Supplied material.
>>>>>

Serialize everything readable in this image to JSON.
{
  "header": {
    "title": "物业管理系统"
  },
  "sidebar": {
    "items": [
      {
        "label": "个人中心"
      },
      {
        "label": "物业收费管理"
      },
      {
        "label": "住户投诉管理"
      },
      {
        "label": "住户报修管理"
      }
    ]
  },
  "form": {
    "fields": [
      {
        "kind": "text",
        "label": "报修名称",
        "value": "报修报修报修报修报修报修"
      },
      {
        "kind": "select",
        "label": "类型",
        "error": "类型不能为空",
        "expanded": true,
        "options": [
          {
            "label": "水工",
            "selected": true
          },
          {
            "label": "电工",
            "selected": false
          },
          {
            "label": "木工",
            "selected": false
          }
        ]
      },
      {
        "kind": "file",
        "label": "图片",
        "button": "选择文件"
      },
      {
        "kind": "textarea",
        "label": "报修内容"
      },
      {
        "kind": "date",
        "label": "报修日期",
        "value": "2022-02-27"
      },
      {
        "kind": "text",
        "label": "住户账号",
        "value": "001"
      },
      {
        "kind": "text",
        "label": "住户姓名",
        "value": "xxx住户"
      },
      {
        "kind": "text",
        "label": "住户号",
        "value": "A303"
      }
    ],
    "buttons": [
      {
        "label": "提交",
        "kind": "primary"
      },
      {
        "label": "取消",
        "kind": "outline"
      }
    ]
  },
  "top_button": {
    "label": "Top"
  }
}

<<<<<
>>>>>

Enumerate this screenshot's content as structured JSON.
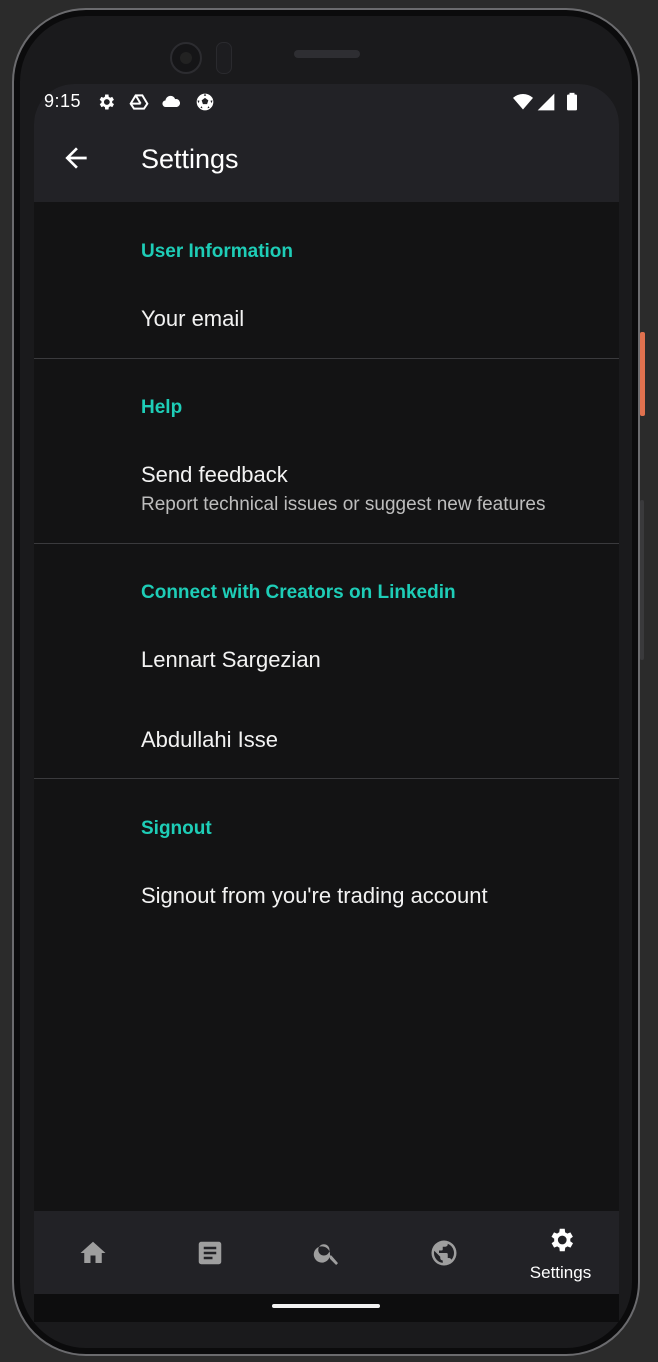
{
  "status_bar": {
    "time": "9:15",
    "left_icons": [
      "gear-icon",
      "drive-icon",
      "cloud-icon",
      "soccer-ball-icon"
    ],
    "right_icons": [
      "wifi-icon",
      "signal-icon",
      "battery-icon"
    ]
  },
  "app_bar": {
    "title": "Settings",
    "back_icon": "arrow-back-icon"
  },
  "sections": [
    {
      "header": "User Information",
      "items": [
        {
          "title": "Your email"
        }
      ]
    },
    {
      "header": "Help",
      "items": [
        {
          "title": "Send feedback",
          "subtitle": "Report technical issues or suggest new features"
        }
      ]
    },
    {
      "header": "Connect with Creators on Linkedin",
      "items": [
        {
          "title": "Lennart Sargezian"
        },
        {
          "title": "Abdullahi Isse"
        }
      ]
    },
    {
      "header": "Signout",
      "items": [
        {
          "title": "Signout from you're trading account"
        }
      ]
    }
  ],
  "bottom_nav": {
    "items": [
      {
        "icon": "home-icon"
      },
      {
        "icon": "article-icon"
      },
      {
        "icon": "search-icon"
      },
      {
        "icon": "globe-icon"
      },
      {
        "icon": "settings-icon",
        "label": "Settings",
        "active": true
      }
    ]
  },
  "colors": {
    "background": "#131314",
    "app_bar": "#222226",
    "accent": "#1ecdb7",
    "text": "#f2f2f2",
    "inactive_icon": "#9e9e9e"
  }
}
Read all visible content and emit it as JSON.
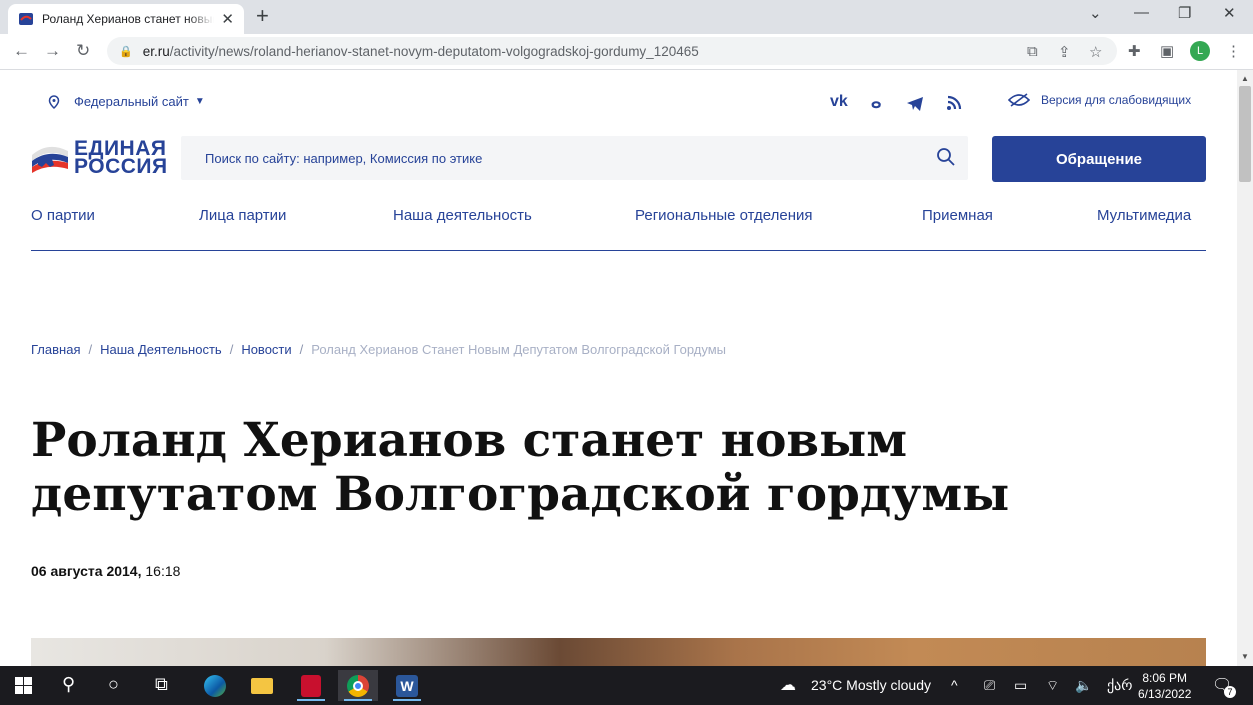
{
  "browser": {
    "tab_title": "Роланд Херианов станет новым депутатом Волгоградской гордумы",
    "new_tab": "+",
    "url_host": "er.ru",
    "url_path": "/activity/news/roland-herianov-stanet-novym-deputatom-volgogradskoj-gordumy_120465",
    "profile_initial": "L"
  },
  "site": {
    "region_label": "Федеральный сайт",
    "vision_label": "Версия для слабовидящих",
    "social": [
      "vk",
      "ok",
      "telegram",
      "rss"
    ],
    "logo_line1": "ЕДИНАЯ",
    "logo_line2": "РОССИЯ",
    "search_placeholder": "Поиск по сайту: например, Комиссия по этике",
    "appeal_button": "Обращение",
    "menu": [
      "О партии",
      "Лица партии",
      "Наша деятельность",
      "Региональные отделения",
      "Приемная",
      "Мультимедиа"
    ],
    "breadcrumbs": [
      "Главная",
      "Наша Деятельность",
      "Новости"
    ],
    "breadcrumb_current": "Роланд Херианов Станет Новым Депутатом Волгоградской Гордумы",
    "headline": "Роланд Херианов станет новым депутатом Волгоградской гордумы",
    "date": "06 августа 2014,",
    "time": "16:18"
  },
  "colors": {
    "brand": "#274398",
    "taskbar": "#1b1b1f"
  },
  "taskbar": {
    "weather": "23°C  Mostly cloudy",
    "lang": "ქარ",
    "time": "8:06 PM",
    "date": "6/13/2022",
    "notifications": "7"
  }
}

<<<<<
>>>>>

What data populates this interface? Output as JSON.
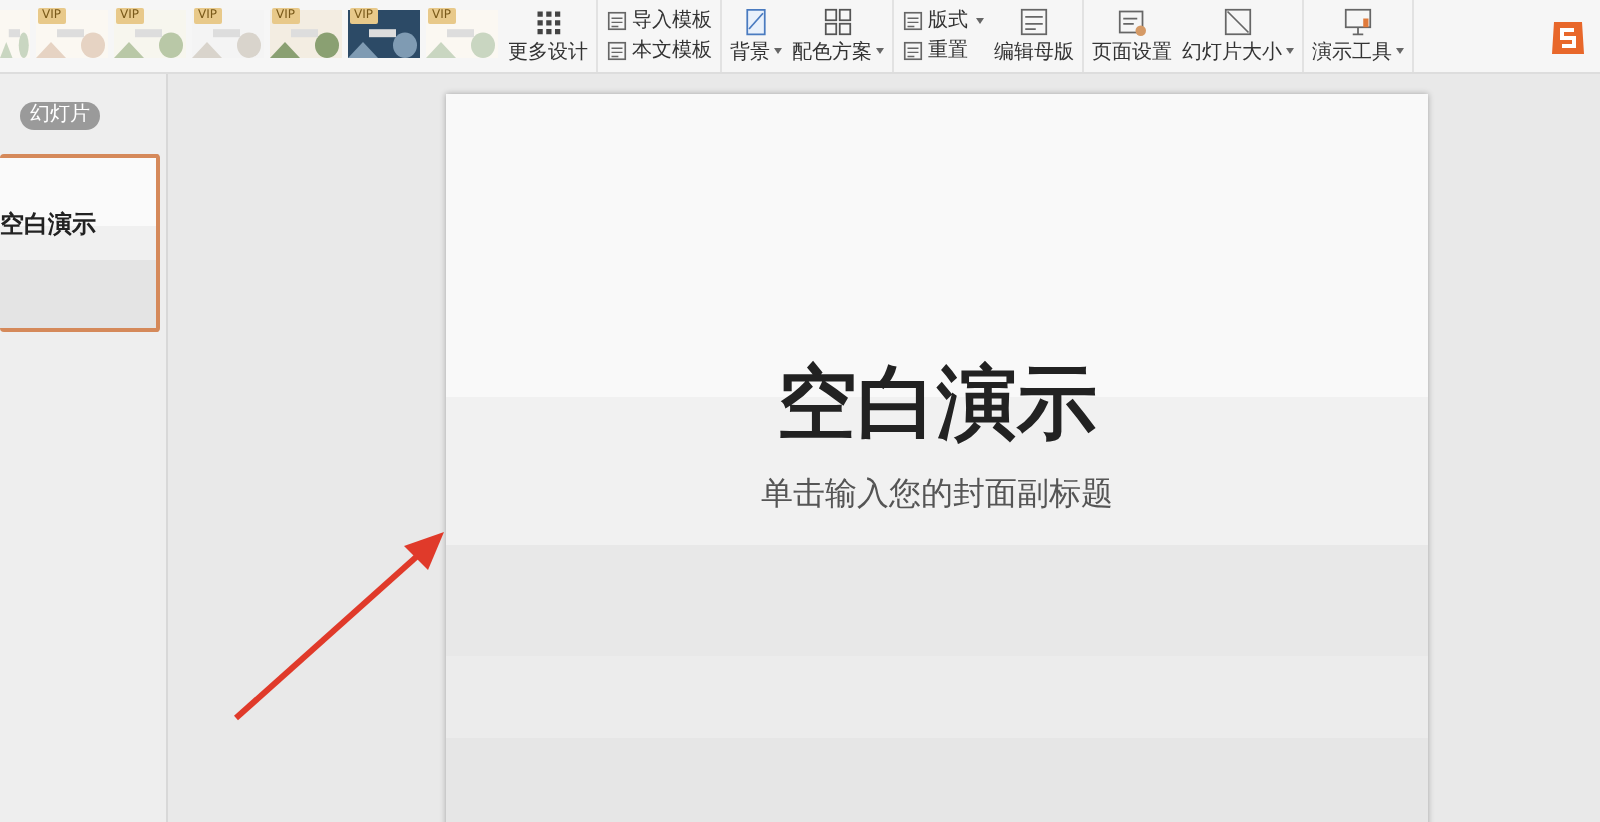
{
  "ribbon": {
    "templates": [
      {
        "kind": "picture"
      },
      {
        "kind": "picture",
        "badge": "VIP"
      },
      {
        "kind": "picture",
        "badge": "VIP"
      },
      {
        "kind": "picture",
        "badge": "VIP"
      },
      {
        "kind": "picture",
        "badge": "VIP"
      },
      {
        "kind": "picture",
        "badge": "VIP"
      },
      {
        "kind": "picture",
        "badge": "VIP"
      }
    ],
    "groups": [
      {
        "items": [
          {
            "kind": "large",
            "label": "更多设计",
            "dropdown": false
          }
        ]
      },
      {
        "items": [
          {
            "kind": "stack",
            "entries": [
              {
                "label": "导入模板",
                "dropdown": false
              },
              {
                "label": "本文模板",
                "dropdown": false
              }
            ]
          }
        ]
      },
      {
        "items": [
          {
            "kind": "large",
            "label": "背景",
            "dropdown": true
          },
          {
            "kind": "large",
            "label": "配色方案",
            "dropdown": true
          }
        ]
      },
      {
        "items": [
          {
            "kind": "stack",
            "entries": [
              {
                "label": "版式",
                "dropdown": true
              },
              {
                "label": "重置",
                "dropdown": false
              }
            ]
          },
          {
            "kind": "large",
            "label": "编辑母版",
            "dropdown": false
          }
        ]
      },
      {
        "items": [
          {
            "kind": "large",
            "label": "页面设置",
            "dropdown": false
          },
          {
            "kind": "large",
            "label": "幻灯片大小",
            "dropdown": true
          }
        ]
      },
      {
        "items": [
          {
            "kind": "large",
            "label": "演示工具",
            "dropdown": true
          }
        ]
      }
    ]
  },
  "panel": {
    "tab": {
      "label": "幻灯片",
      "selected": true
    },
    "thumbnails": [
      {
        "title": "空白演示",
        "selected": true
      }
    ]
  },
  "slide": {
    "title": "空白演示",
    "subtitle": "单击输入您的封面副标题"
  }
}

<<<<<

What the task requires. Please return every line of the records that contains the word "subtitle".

Response box.
          "subtitle": "Report technical issues or suggest new features"
    "subtitle": "单击输入您的封面副标题"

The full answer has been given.